Exercise description
Give back each entry word for word, but drop the images.

The data

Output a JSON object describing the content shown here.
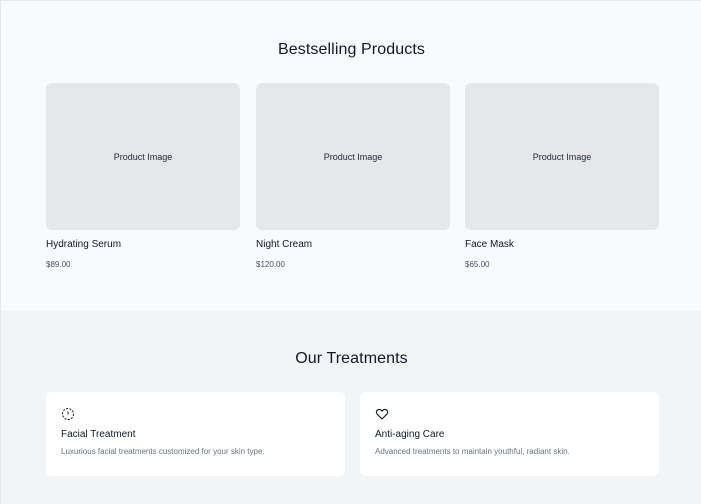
{
  "bestsellers": {
    "title": "Bestselling Products",
    "products": [
      {
        "image_label": "Product Image",
        "name": "Hydrating Serum",
        "price": "$89.00"
      },
      {
        "image_label": "Product Image",
        "name": "Night Cream",
        "price": "$120.00"
      },
      {
        "image_label": "Product Image",
        "name": "Face Mask",
        "price": "$65.00"
      }
    ]
  },
  "treatments": {
    "title": "Our Treatments",
    "items": [
      {
        "icon": "sparkle-icon",
        "title": "Facial Treatment",
        "description": "Luxurious facial treatments customized for your skin type."
      },
      {
        "icon": "heart-icon",
        "title": "Anti-aging Care",
        "description": "Advanced treatments to maintain youthful, radiant skin."
      }
    ]
  }
}
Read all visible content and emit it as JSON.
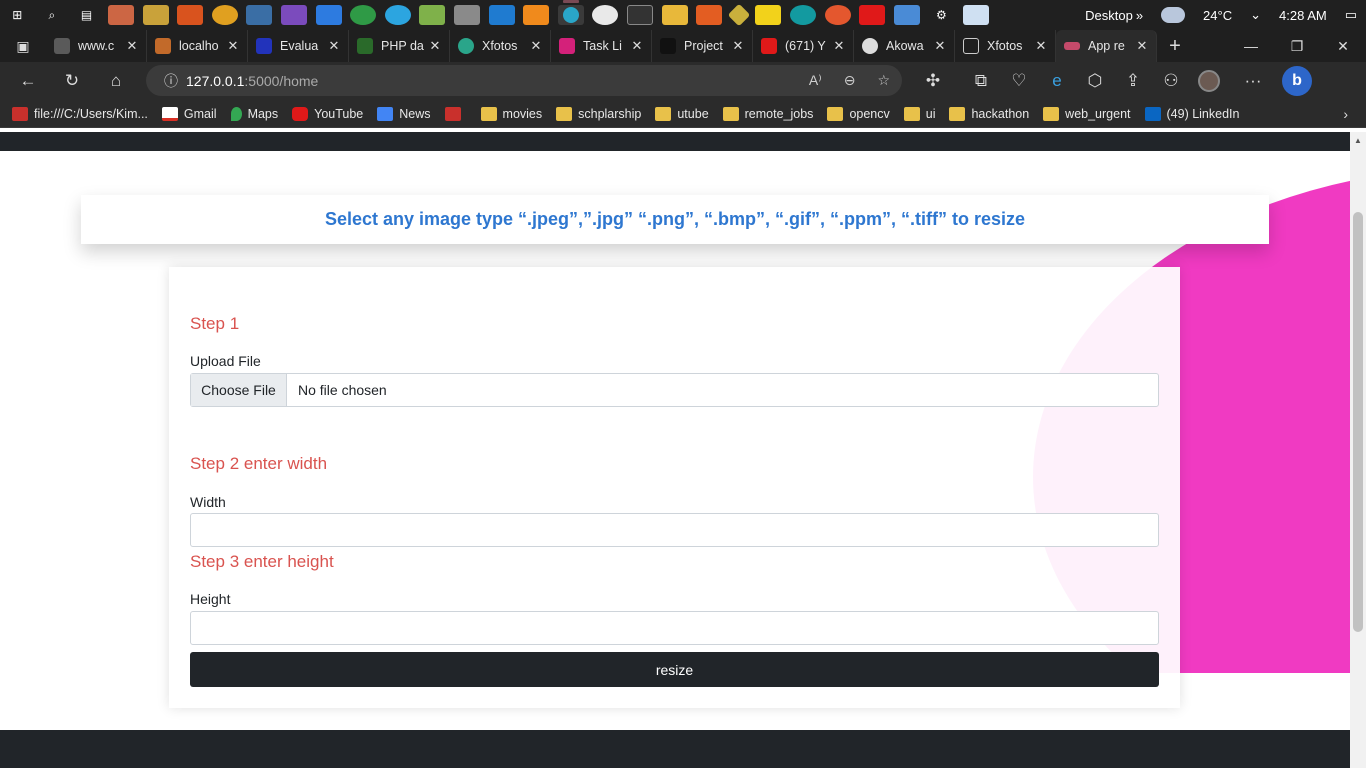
{
  "taskbar": {
    "icons": [
      "windows-start-icon",
      "search-icon",
      "task-view-icon",
      "store-icon",
      "sticky-icon",
      "app-icon",
      "app-icon",
      "app-icon",
      "visual-studio-icon",
      "mail-icon",
      "maps-icon",
      "telegram-icon",
      "app-icon",
      "app-icon",
      "vscode-icon",
      "vlc-icon",
      "edge-icon",
      "slack-icon",
      "terminal-icon",
      "file-explorer-icon",
      "ubuntu-icon",
      "git-icon",
      "sticky-notes-icon",
      "arduino-icon",
      "app-icon",
      "youtube-icon",
      "app-icon",
      "settings-icon",
      "notepad-icon"
    ],
    "desktop_label": "Desktop",
    "chevron": "»",
    "temperature": "24°C",
    "time": "4:28 AM"
  },
  "tabs": [
    {
      "label": "www.c",
      "color": "#5a5a5a"
    },
    {
      "label": "localho",
      "color": "#c26a2a"
    },
    {
      "label": "Evalua",
      "color": "#2233bb"
    },
    {
      "label": "PHP da",
      "color": "#2a6a2a"
    },
    {
      "label": "Xfotos",
      "color": "#2aa58a"
    },
    {
      "label": "Task Li",
      "color": "#d4217a"
    },
    {
      "label": "Project",
      "color": "#111111"
    },
    {
      "label": "(671) Y",
      "color": "#e01919"
    },
    {
      "label": "Akowa",
      "color": "#dddddd"
    },
    {
      "label": "Xfotos",
      "color": "#888888"
    },
    {
      "label": "App re",
      "color": "#c44a6a"
    }
  ],
  "address": {
    "host": "127.0.0.1",
    "path": ":5000/home"
  },
  "bookmarks": [
    {
      "label": "file:///C:/Users/Kim...",
      "kind": "pdf"
    },
    {
      "label": "Gmail",
      "kind": "gmail"
    },
    {
      "label": "Maps",
      "kind": "maps"
    },
    {
      "label": "YouTube",
      "kind": "youtube"
    },
    {
      "label": "News",
      "kind": "news"
    },
    {
      "label": "movies",
      "kind": "folder"
    },
    {
      "label": "schplarship",
      "kind": "folder"
    },
    {
      "label": "utube",
      "kind": "folder"
    },
    {
      "label": "remote_jobs",
      "kind": "folder"
    },
    {
      "label": "opencv",
      "kind": "folder"
    },
    {
      "label": "ui",
      "kind": "folder"
    },
    {
      "label": "hackathon",
      "kind": "folder"
    },
    {
      "label": "web_urgent",
      "kind": "folder"
    },
    {
      "label": "(49) LinkedIn",
      "kind": "linkedin"
    }
  ],
  "main": {
    "banner_text": "Select any image type “.jpeg”,”.jpg” “.png”, “.bmp”, “.gif”, “.ppm”, “.tiff” to resize",
    "step1": "Step 1",
    "upload_label": "Upload File",
    "choose_file": "Choose File",
    "no_file": "No file chosen",
    "step2": "Step 2 enter width",
    "width_label": "Width",
    "width_value": "",
    "step3": "Step 3 enter height",
    "height_label": "Height",
    "height_value": "",
    "submit_label": "resize"
  },
  "colors": {
    "accent_blue": "#2e77d0",
    "step_red": "#d9534f",
    "magenta": "#f03ac2",
    "dark": "#212529"
  }
}
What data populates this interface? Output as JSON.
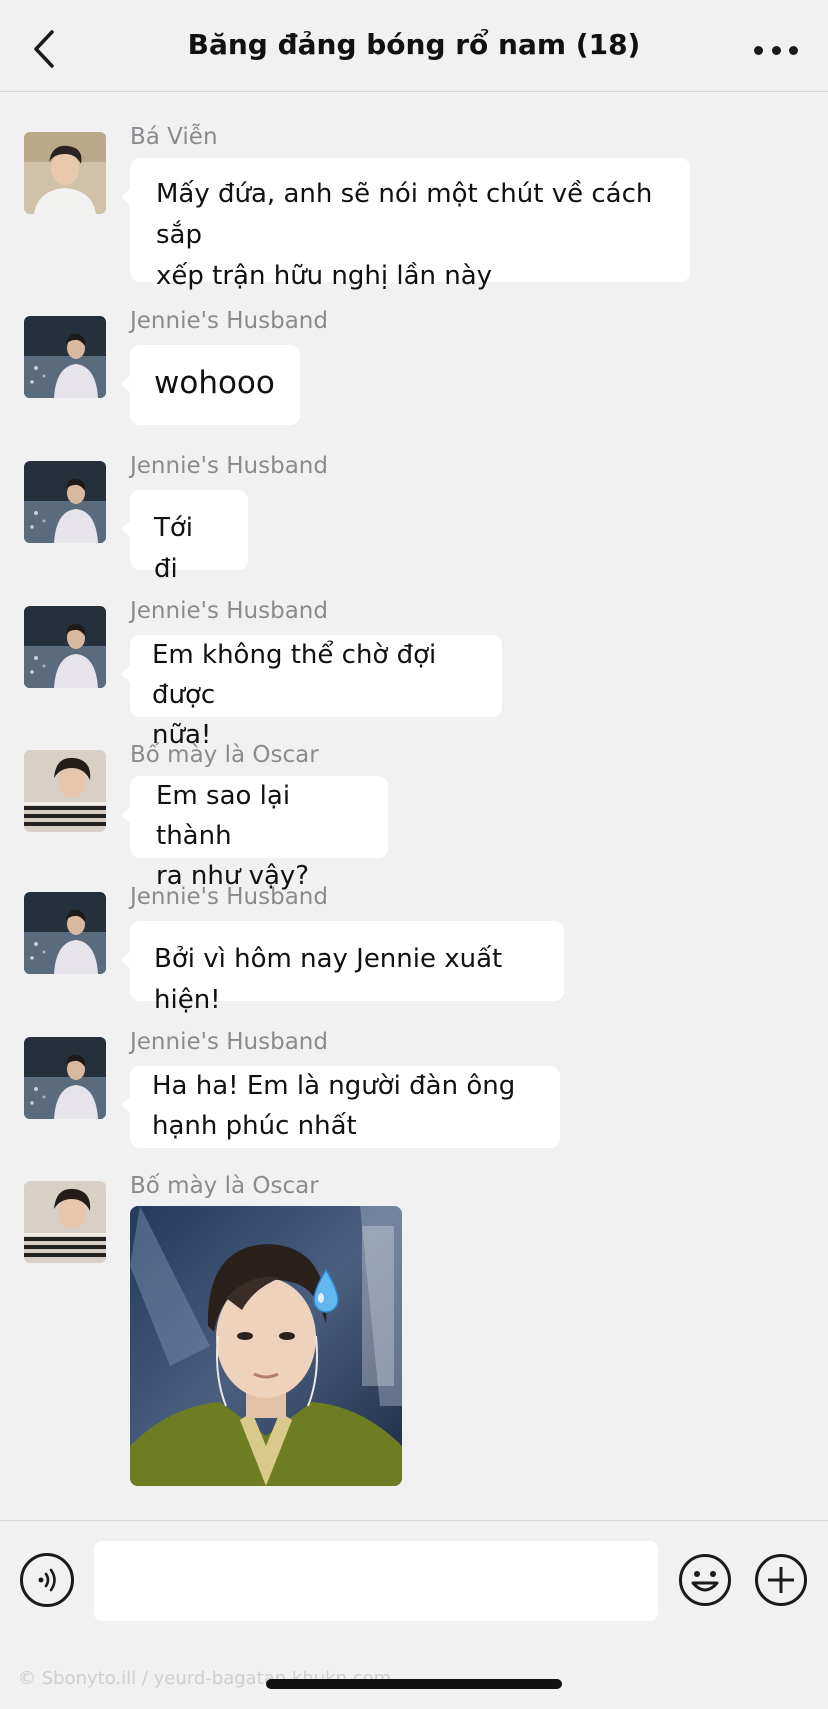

Completed task
Output a JSON object describing the content shown here.
{
  "bestsellers": {
    "title": "Bestselling Products",
    "products": [
      {
        "image_label": "Product Image",
        "name": "Hydrating Serum",
        "price": "$89.00"
      },
      {
        "image_label": "Product Image",
        "name": "Night Cream",
        "price": "$120.00"
      },
      {
        "image_label": "Product Image",
        "name": "Face Mask",
        "price": "$65.00"
      }
    ]
  },
  "treatments": {
    "title": "Our Treatments",
    "items": [
      {
        "icon": "sparkle-icon",
        "title": "Facial Treatment",
        "description": "Luxurious facial treatments customized for your skin type."
      },
      {
        "icon": "heart-icon",
        "title": "Anti-aging Care",
        "description": "Advanced treatments to maintain youthful, radiant skin."
      }
    ]
  }
}
Read all visible content and emit it as JSON.
{
  "taskbar": {
    "icons": [
      "windows-start-icon",
      "search-icon",
      "task-view-icon",
      "store-icon",
      "sticky-icon",
      "app-icon",
      "app-icon",
      "app-icon",
      "visual-studio-icon",
      "mail-icon",
      "maps-icon",
      "telegram-icon",
      "app-icon",
      "app-icon",
      "vscode-icon",
      "vlc-icon",
      "edge-icon",
      "slack-icon",
      "terminal-icon",
      "file-explorer-icon",
      "ubuntu-icon",
      "git-icon",
      "sticky-notes-icon",
      "arduino-icon",
      "app-icon",
      "youtube-icon",
      "app-icon",
      "settings-icon",
      "notepad-icon"
    ],
    "desktop_label": "Desktop",
    "chevron": "»",
    "temperature": "24°C",
    "time": "4:28 AM"
  },
  "tabs": [
    {
      "label": "www.c",
      "color": "#5a5a5a"
    },
    {
      "label": "localho",
      "color": "#c26a2a"
    },
    {
      "label": "Evalua",
      "color": "#2233bb"
    },
    {
      "label": "PHP da",
      "color": "#2a6a2a"
    },
    {
      "label": "Xfotos",
      "color": "#2aa58a"
    },
    {
      "label": "Task Li",
      "color": "#d4217a"
    },
    {
      "label": "Project",
      "color": "#111111"
    },
    {
      "label": "(671) Y",
      "color": "#e01919"
    },
    {
      "label": "Akowa",
      "color": "#dddddd"
    },
    {
      "label": "Xfotos",
      "color": "#888888"
    },
    {
      "label": "App re",
      "color": "#c44a6a"
    }
  ],
  "address": {
    "host": "127.0.0.1",
    "path": ":5000/home"
  },
  "bookmarks": [
    {
      "label": "file:///C:/Users/Kim...",
      "kind": "pdf"
    },
    {
      "label": "Gmail",
      "kind": "gmail"
    },
    {
      "label": "Maps",
      "kind": "maps"
    },
    {
      "label": "YouTube",
      "kind": "youtube"
    },
    {
      "label": "News",
      "kind": "news"
    },
    {
      "label": "movies",
      "kind": "folder"
    },
    {
      "label": "schplarship",
      "kind": "folder"
    },
    {
      "label": "utube",
      "kind": "folder"
    },
    {
      "label": "remote_jobs",
      "kind": "folder"
    },
    {
      "label": "opencv",
      "kind": "folder"
    },
    {
      "label": "ui",
      "kind": "folder"
    },
    {
      "label": "hackathon",
      "kind": "folder"
    },
    {
      "label": "web_urgent",
      "kind": "folder"
    },
    {
      "label": "(49) LinkedIn",
      "kind": "linkedin"
    }
  ],
  "main": {
    "banner_text": "Select any image type “.jpeg”,”.jpg” “.png”, “.bmp”, “.gif”, “.ppm”, “.tiff” to resize",
    "step1": "Step 1",
    "upload_label": "Upload File",
    "choose_file": "Choose File",
    "no_file": "No file chosen",
    "step2": "Step 2 enter width",
    "width_label": "Width",
    "width_value": "",
    "step3": "Step 3 enter height",
    "height_label": "Height",
    "height_value": "",
    "submit_label": "resize"
  },
  "colors": {
    "accent_blue": "#2e77d0",
    "step_red": "#d9534f",
    "magenta": "#f03ac2",
    "dark": "#212529"
  }
}
What data populates this interface? Output as JSON.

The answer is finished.